### Task input
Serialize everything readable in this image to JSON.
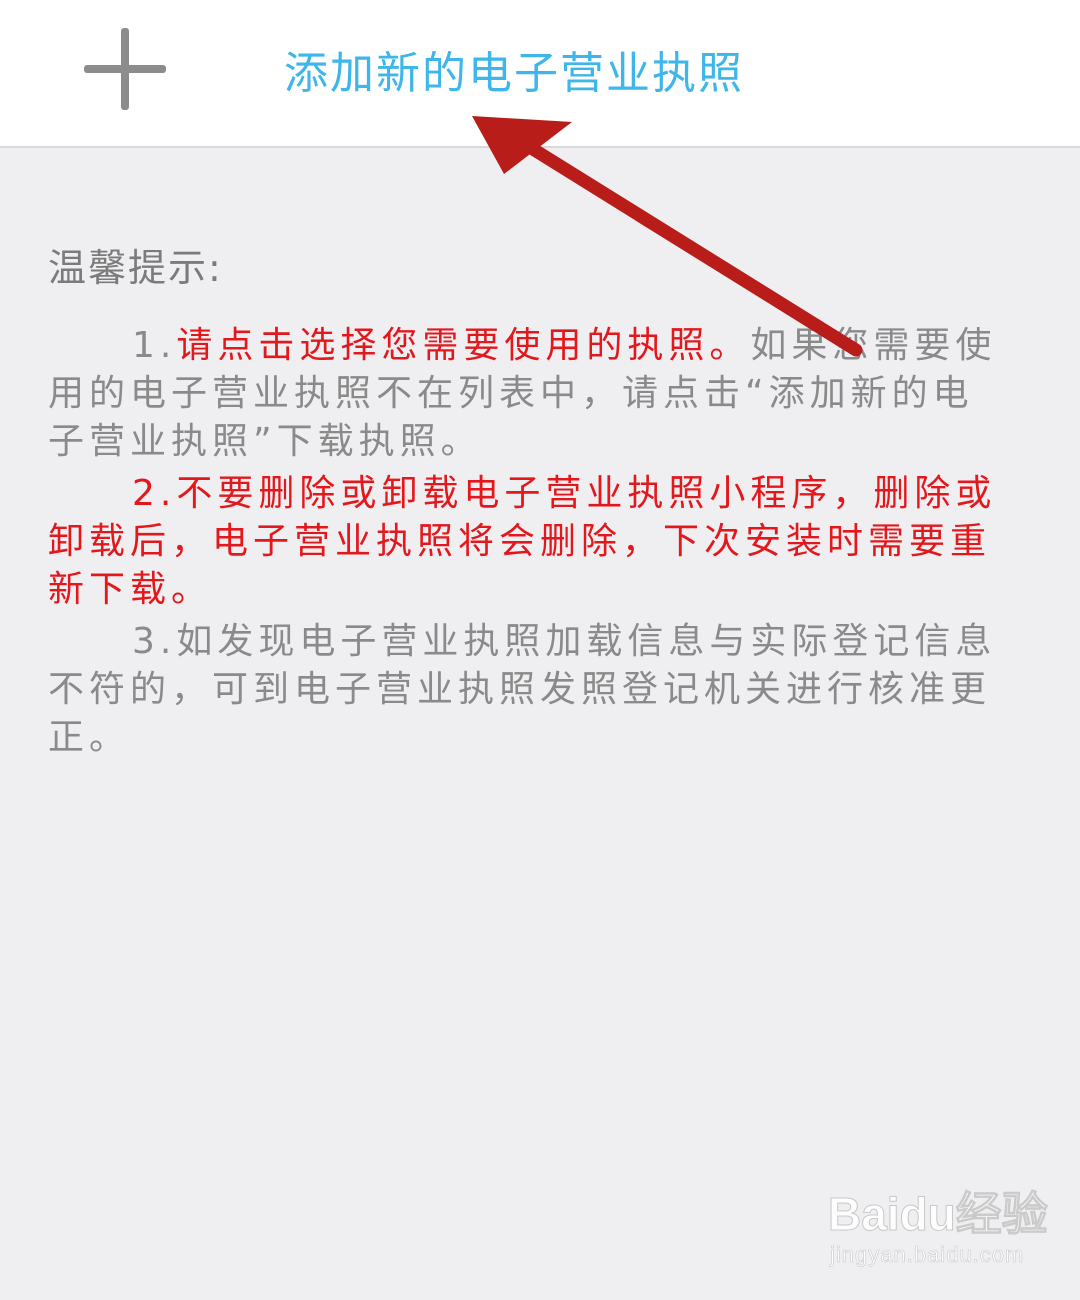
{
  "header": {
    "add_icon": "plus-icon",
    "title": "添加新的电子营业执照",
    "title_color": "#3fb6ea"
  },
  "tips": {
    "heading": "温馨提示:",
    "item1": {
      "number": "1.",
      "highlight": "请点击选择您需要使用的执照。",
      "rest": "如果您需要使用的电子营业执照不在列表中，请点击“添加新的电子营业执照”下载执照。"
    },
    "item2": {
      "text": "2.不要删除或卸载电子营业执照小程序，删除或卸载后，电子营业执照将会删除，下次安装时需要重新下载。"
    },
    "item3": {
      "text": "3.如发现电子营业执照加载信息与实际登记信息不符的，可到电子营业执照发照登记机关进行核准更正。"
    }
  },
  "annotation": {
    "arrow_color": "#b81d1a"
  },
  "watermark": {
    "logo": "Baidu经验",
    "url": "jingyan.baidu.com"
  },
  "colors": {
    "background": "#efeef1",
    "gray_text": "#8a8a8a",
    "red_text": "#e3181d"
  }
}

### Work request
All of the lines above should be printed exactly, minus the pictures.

### Your response
Serialize everything readable in this image to JSON.
{
  "header": {
    "add_icon": "plus-icon",
    "title": "添加新的电子营业执照",
    "title_color": "#3fb6ea"
  },
  "tips": {
    "heading": "温馨提示:",
    "item1": {
      "number": "1.",
      "highlight": "请点击选择您需要使用的执照。",
      "rest": "如果您需要使用的电子营业执照不在列表中，请点击“添加新的电子营业执照”下载执照。"
    },
    "item2": {
      "text": "2.不要删除或卸载电子营业执照小程序，删除或卸载后，电子营业执照将会删除，下次安装时需要重新下载。"
    },
    "item3": {
      "text": "3.如发现电子营业执照加载信息与实际登记信息不符的，可到电子营业执照发照登记机关进行核准更正。"
    }
  },
  "annotation": {
    "arrow_color": "#b81d1a"
  },
  "watermark": {
    "logo": "Baidu经验",
    "url": "jingyan.baidu.com"
  },
  "colors": {
    "background": "#efeef1",
    "gray_text": "#8a8a8a",
    "red_text": "#e3181d"
  }
}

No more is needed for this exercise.